So is this electrical situation (right here) dangerous or not? If it's big stuff (like lightning) it's a question better not to even attempt to answer. Anything less, a few volts from a stiff source or not, might or might not kill. Is your skin wet, is the probable path of whatever current flows across some specially vulnerable organ (eg, the heart), is there a GFI (if it's the mains) and so on? And how could you know that the path of the current will flow through your body thus, or some other way? You can't; no one can. Anyone who claims they do is not cooking with gas.
In short there is no definite, much less definitive, answer. The best advice is give up on finding a "safe" voltage or current or electrical source, and treat all electrical sources with unwavering caution.
I remember the current to kill from AC was about 30mA (from many years ago).
I have just checked with wikipedia Electric shock amd wikipedia Electrocution (admittedly not perfect) and they both say 30mA for AC. It also seems DC is higher, around 300mA and 500mA.
I recommend reading those, as they have much more detail and precision that it makes sense for me to copy to here.
AC currents are "more dangerous" to humans because of the skin effect. DC requires higher pressure to penetrate down to your lower-impedance tissues which it can move through more freely.
Edit: The highest-voted answer considers current and duration the 2 most significant factors. The ability to let go affects the duration of the event, not the severity; an AC transmission line will kill you (and vaporize whichever part of you touched it) before you have time to even think "let go".
Regarding current/heat damage:
AC doesn't need to penetrate your skin twice and will flow easily along the surface of it. On the other hand, AC sees your skin as a much "thinner wire" than DC. Undersized wires overheat faster, further reducing their transport area, causing further overheating... AC will burn through surface flesh to get deep, while DC needs to penetrate deep before it will flow well.
As the other answers detail, if the current is not immediately fatal (BBQ), the residual nerve/cardiac/tissue damage caused by the event's duration may still be significant and fatal.
Fatal = current^2 * duration //Not a real formula
If Fatal remains constant, raising current significantly reduces duration.
As an analogue:
DC "activates" you like a FET; you either conduct or block
High chance of lengthy duration due to let-go
AC "activates" you like a BJT; 10% of extremely lethal may still be lethal
Chance of increased duration due to let-go
\$\begingroup\$ But isn't DC practically more dangerous?
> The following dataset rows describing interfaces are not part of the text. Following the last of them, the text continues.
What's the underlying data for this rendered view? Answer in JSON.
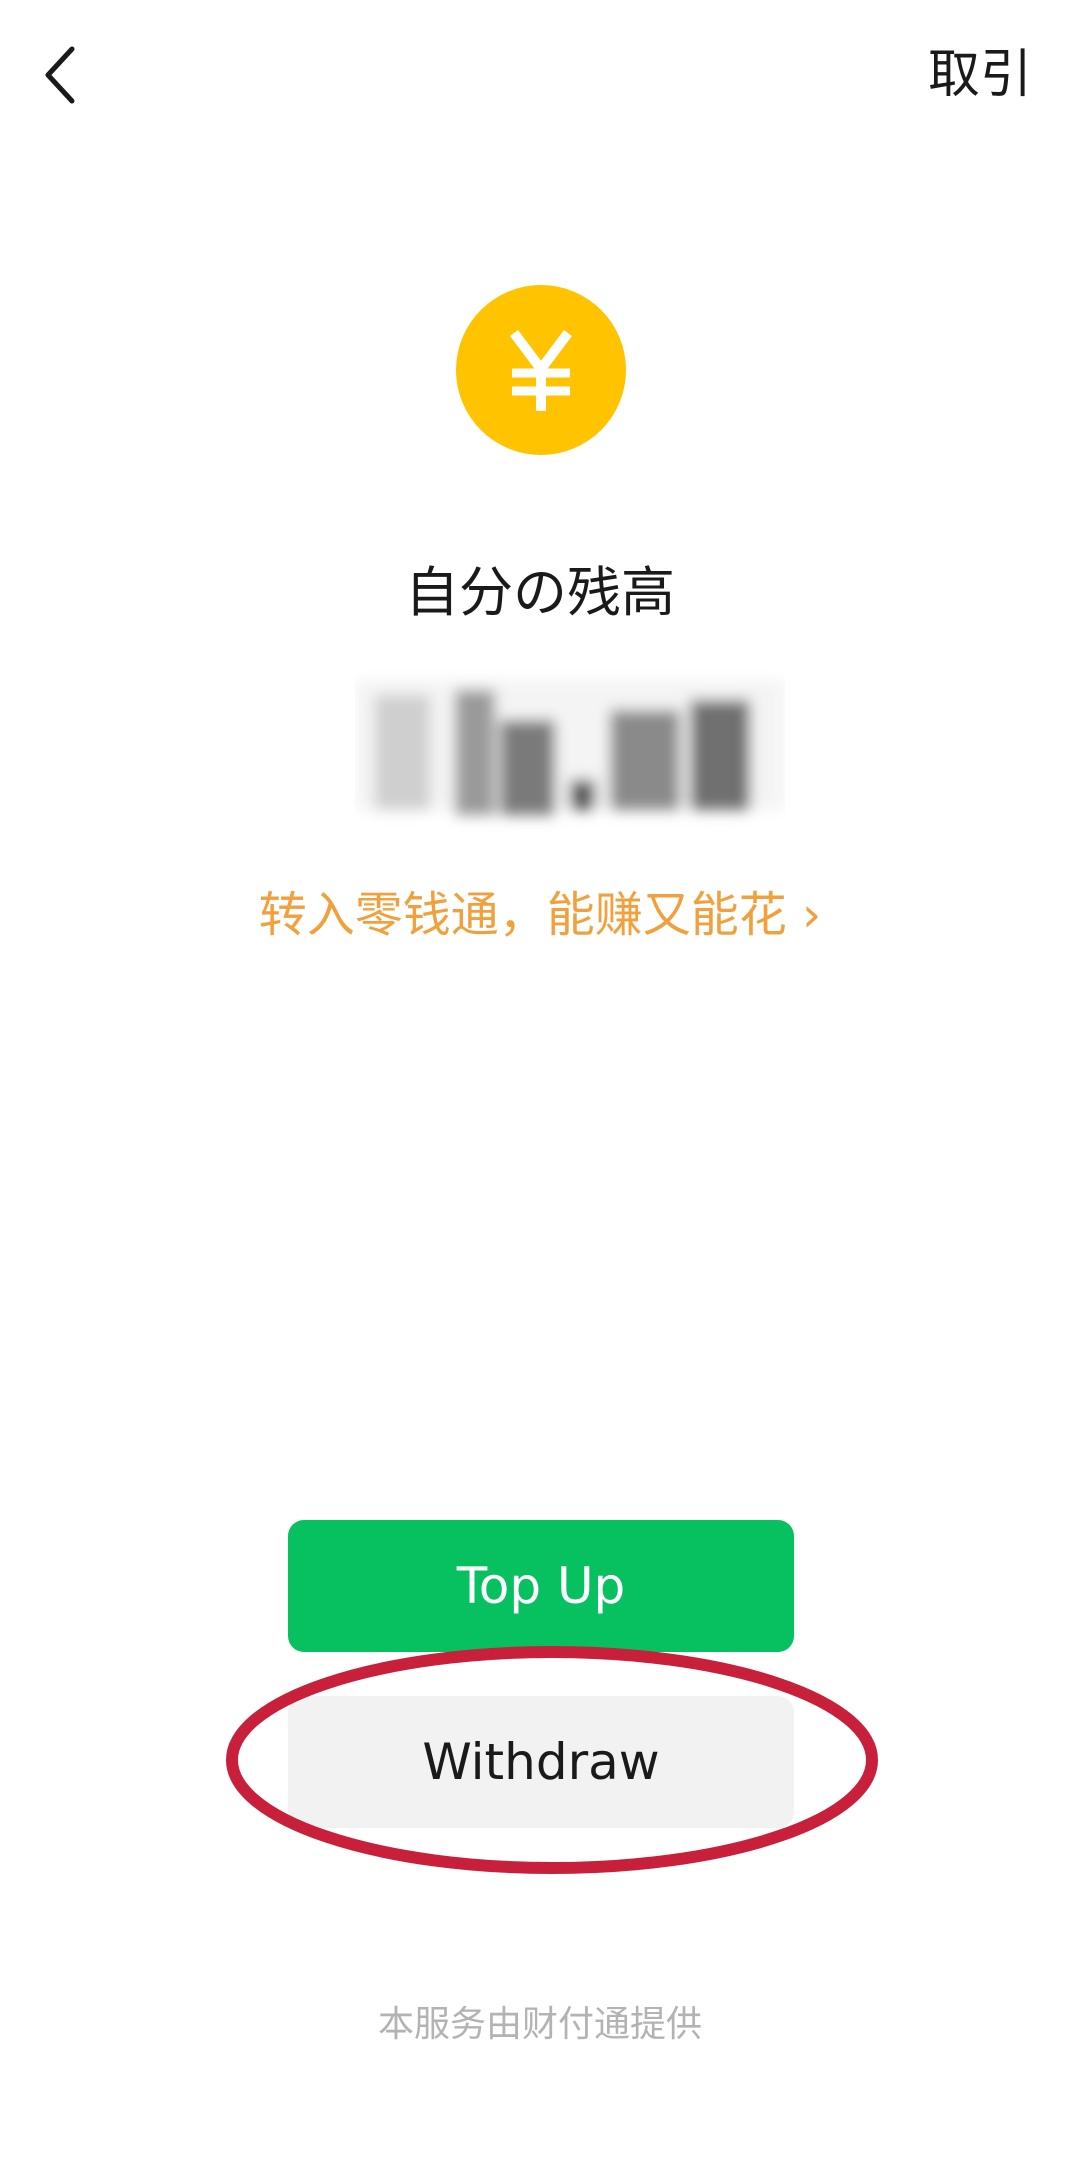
{
  "nav": {
    "back_icon": "chevron-left-icon",
    "transactions_label": "取引"
  },
  "balance": {
    "icon": "yuan-icon",
    "icon_glyph": "¥",
    "icon_color": "#ffc300",
    "label": "自分の残高",
    "promo_text": "转入零钱通，能赚又能花 ›",
    "promo_color": "#f2a03d"
  },
  "actions": {
    "topup_label": "Top Up",
    "topup_color": "#07c160",
    "withdraw_label": "Withdraw",
    "withdraw_color": "#f2f2f2",
    "highlight_color": "#c8203a"
  },
  "footer": {
    "provider_text": "本服务由财付通提供"
  }
}
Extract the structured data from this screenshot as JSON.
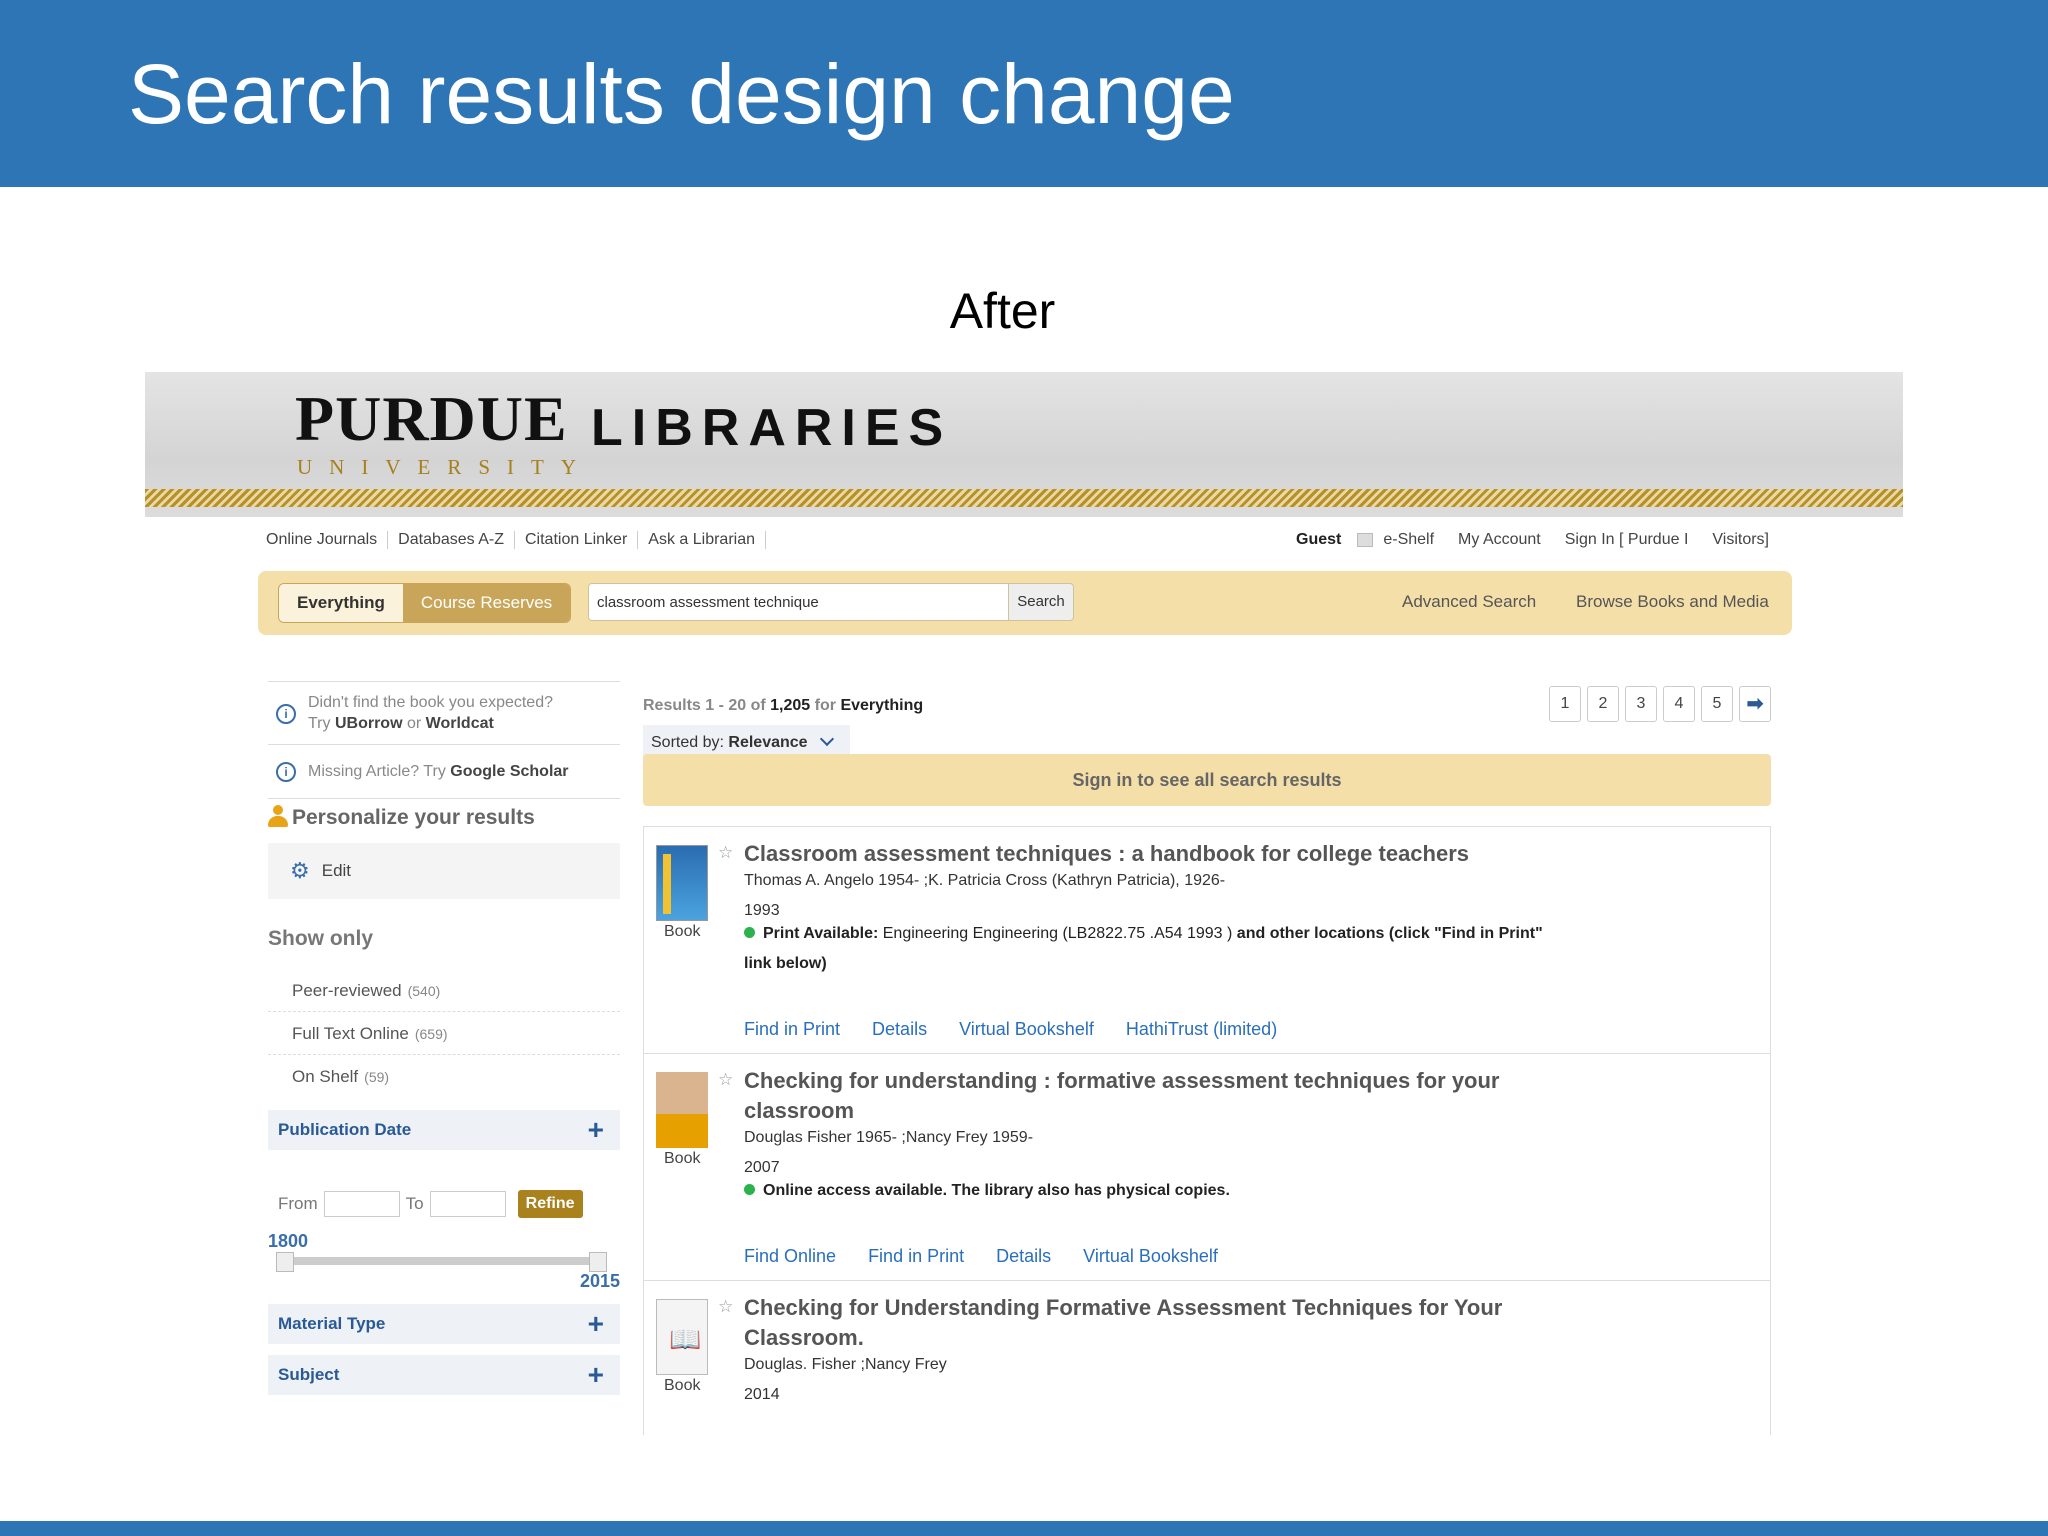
{
  "slide": {
    "title": "Search results design change",
    "subtitle": "After"
  },
  "banner": {
    "logo_main": "PURDUE",
    "logo_sub": "UNIVERSITY",
    "logo_libraries": "LIBRARIES"
  },
  "utility_nav": {
    "left": [
      "Online Journals",
      "Databases A-Z",
      "Citation Linker",
      "Ask a Librarian"
    ],
    "guest": "Guest",
    "eshelf": "e-Shelf",
    "my_account": "My Account",
    "sign_in": "Sign In [ Purdue I",
    "visitors": "Visitors]"
  },
  "search": {
    "tabs": [
      "Everything",
      "Course Reserves"
    ],
    "query": "classroom assessment technique",
    "button": "Search",
    "advanced": "Advanced Search",
    "browse": "Browse Books and Media"
  },
  "sidebar": {
    "tip1_line1": "Didn't find the book you expected?",
    "tip1_try": "Try",
    "tip1_link1": "UBorrow",
    "tip1_or": "or",
    "tip1_link2": "Worldcat",
    "tip2_text": "Missing Article? Try",
    "tip2_link": "Google Scholar",
    "personalize": "Personalize your results",
    "edit": "Edit",
    "show_only": "Show only",
    "facets": [
      {
        "label": "Peer-reviewed",
        "count": "(540)"
      },
      {
        "label": "Full Text Online",
        "count": "(659)"
      },
      {
        "label": "On Shelf",
        "count": "(59)"
      }
    ],
    "publication_date": "Publication Date",
    "from": "From",
    "to": "To",
    "refine": "Refine",
    "year_min": "1800",
    "year_max": "2015",
    "material_type": "Material Type",
    "subject": "Subject"
  },
  "results": {
    "range": "Results 1 - 20 of",
    "total": "1,205",
    "for": "for",
    "scope": "Everything",
    "sorted_by": "Sorted by:",
    "sort_value": "Relevance",
    "pages": [
      "1",
      "2",
      "3",
      "4",
      "5"
    ],
    "next": "➡",
    "sign_in_banner": "Sign in to see all search results",
    "records": [
      {
        "title": "Classroom assessment techniques : a handbook for college teachers",
        "authors": "Thomas A. Angelo 1954- ;K. Patricia Cross (Kathryn Patricia), 1926-",
        "year": "1993",
        "type": "Book",
        "avail_label": "Print Available:",
        "avail_text": "Engineering Engineering (LB2822.75 .A54 1993 )",
        "avail_extra": "and other locations (click \"Find in Print\" link below)",
        "links": [
          "Find in Print",
          "Details",
          "Virtual Bookshelf",
          "HathiTrust (limited)"
        ]
      },
      {
        "title": "Checking for understanding : formative assessment techniques for your classroom",
        "authors": "Douglas Fisher 1965- ;Nancy Frey 1959-",
        "year": "2007",
        "type": "Book",
        "avail_label": "Online access available. The library also has physical copies.",
        "links": [
          "Find Online",
          "Find in Print",
          "Details",
          "Virtual Bookshelf"
        ]
      },
      {
        "title": "Checking for Understanding Formative Assessment Techniques for Your Classroom.",
        "authors": "Douglas. Fisher ;Nancy Frey",
        "year": "2014",
        "type": "Book"
      }
    ]
  }
}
If you no longer control your muscles and physically can't "let go", I would suspect that you best hope not to get hit by a DC source... Am I wrong? \$\endgroup\$– landroniMar 24, 2015 at 3:13
\$\begingroup\$ I expanded mine, but the [Addendum] from the top-voted answer specifically addresses this too. \$\endgroup\$– JonMar 25, 2015 at 10:25